ASSIGNMENT:
Copy each record exactly as it reads, leaving out any pictures it holds.

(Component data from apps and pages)
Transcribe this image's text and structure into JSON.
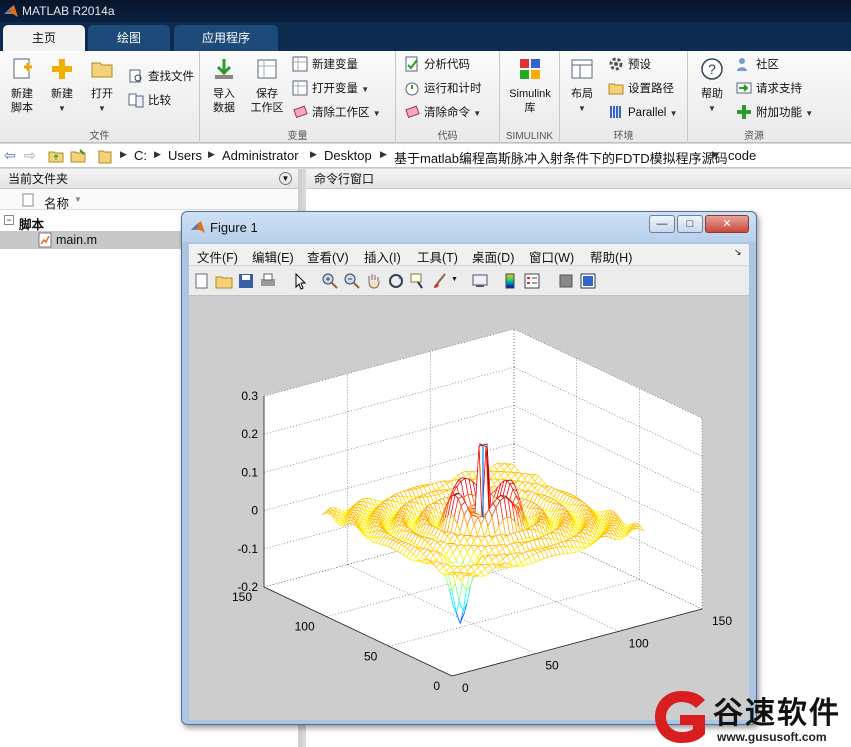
{
  "app": {
    "title": "MATLAB R2014a"
  },
  "tabs": [
    {
      "label": "主页"
    },
    {
      "label": "绘图"
    },
    {
      "label": "应用程序"
    }
  ],
  "ribbon": {
    "file": {
      "label": "文件",
      "new_script": "新建\n脚本",
      "new": "新建",
      "open": "打开",
      "find_files": "查找文件",
      "compare": "比较"
    },
    "variable": {
      "label": "变量",
      "import": "导入\n数据",
      "save_ws": "保存\n工作区",
      "new_var": "新建变量",
      "open_var": "打开变量",
      "clear_ws": "清除工作区"
    },
    "code": {
      "label": "代码",
      "analyze": "分析代码",
      "run_time": "运行和计时",
      "clear_cmd": "清除命令"
    },
    "simulink": {
      "label": "SIMULINK",
      "lib": "Simulink\n库"
    },
    "env": {
      "label": "环境",
      "layout": "布局",
      "prefs": "预设",
      "set_path": "设置路径",
      "parallel": "Parallel"
    },
    "resources": {
      "label": "资源",
      "help": "帮助",
      "community": "社区",
      "support": "请求支持",
      "addons": "附加功能"
    }
  },
  "address": {
    "path": [
      "C:",
      "Users",
      "Administrator",
      "Desktop",
      "基于matlab编程高斯脉冲入射条件下的FDTD模拟程序源码",
      "code"
    ]
  },
  "current_folder": {
    "title": "当前文件夹",
    "col_name": "名称",
    "group": "脚本",
    "files": [
      {
        "name": "main.m"
      }
    ]
  },
  "command_window": {
    "title": "命令行窗口"
  },
  "figure": {
    "title": "Figure 1",
    "menus": [
      "文件(F)",
      "编辑(E)",
      "查看(V)",
      "插入(I)",
      "工具(T)",
      "桌面(D)",
      "窗口(W)",
      "帮助(H)"
    ],
    "controls": {
      "minimize": "—",
      "maximize": "□",
      "close": "✕"
    }
  },
  "chart_data": {
    "type": "mesh3d",
    "zlim": [
      -0.2,
      0.3
    ],
    "z_ticks": [
      "0.3",
      "0.2",
      "0.1",
      "0",
      "-0.1",
      "-0.2"
    ],
    "xlim": [
      0,
      150
    ],
    "x_ticks": [
      "0",
      "50",
      "100",
      "150"
    ],
    "ylim": [
      0,
      150
    ],
    "y_ticks": [
      "0",
      "50",
      "100",
      "150"
    ],
    "grid": true,
    "colormap": "jet",
    "description_values": {
      "peak_z": 0.2,
      "min_z": -0.2
    }
  },
  "watermark": {
    "brand": "谷速软件",
    "url": "www.gususoft.com"
  },
  "colors": {
    "brand_red": "#d81e1e",
    "matlab_orange": "#e0701a"
  }
}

OUTPUT BELOW:
Transcribe this image's text and structure into JSON.
{
  "app": {
    "title": "MATLAB R2014a"
  },
  "tabs": [
    {
      "label": "主页"
    },
    {
      "label": "绘图"
    },
    {
      "label": "应用程序"
    }
  ],
  "ribbon": {
    "file": {
      "label": "文件",
      "new_script": "新建\n脚本",
      "new": "新建",
      "open": "打开",
      "find_files": "查找文件",
      "compare": "比较"
    },
    "variable": {
      "label": "变量",
      "import": "导入\n数据",
      "save_ws": "保存\n工作区",
      "new_var": "新建变量",
      "open_var": "打开变量",
      "clear_ws": "清除工作区"
    },
    "code": {
      "label": "代码",
      "analyze": "分析代码",
      "run_time": "运行和计时",
      "clear_cmd": "清除命令"
    },
    "simulink": {
      "label": "SIMULINK",
      "lib": "Simulink\n库"
    },
    "env": {
      "label": "环境",
      "layout": "布局",
      "prefs": "预设",
      "set_path": "设置路径",
      "parallel": "Parallel"
    },
    "resources": {
      "label": "资源",
      "help": "帮助",
      "community": "社区",
      "support": "请求支持",
      "addons": "附加功能"
    }
  },
  "address": {
    "path": [
      "C:",
      "Users",
      "Administrator",
      "Desktop",
      "基于matlab编程高斯脉冲入射条件下的FDTD模拟程序源码",
      "code"
    ]
  },
  "current_folder": {
    "title": "当前文件夹",
    "col_name": "名称",
    "group": "脚本",
    "files": [
      {
        "name": "main.m"
      }
    ]
  },
  "command_window": {
    "title": "命令行窗口"
  },
  "figure": {
    "title": "Figure 1",
    "menus": [
      "文件(F)",
      "编辑(E)",
      "查看(V)",
      "插入(I)",
      "工具(T)",
      "桌面(D)",
      "窗口(W)",
      "帮助(H)"
    ],
    "controls": {
      "minimize": "—",
      "maximize": "□",
      "close": "✕"
    }
  },
  "chart_data": {
    "type": "mesh3d",
    "zlim": [
      -0.2,
      0.3
    ],
    "z_ticks": [
      "0.3",
      "0.2",
      "0.1",
      "0",
      "-0.1",
      "-0.2"
    ],
    "xlim": [
      0,
      150
    ],
    "x_ticks": [
      "0",
      "50",
      "100",
      "150"
    ],
    "ylim": [
      0,
      150
    ],
    "y_ticks": [
      "0",
      "50",
      "100",
      "150"
    ],
    "grid": true,
    "colormap": "jet",
    "description_values": {
      "peak_z": 0.2,
      "min_z": -0.2
    }
  },
  "watermark": {
    "brand": "谷速软件",
    "url": "www.gususoft.com"
  },
  "colors": {
    "brand_red": "#d81e1e",
    "matlab_orange": "#e0701a"
  }
}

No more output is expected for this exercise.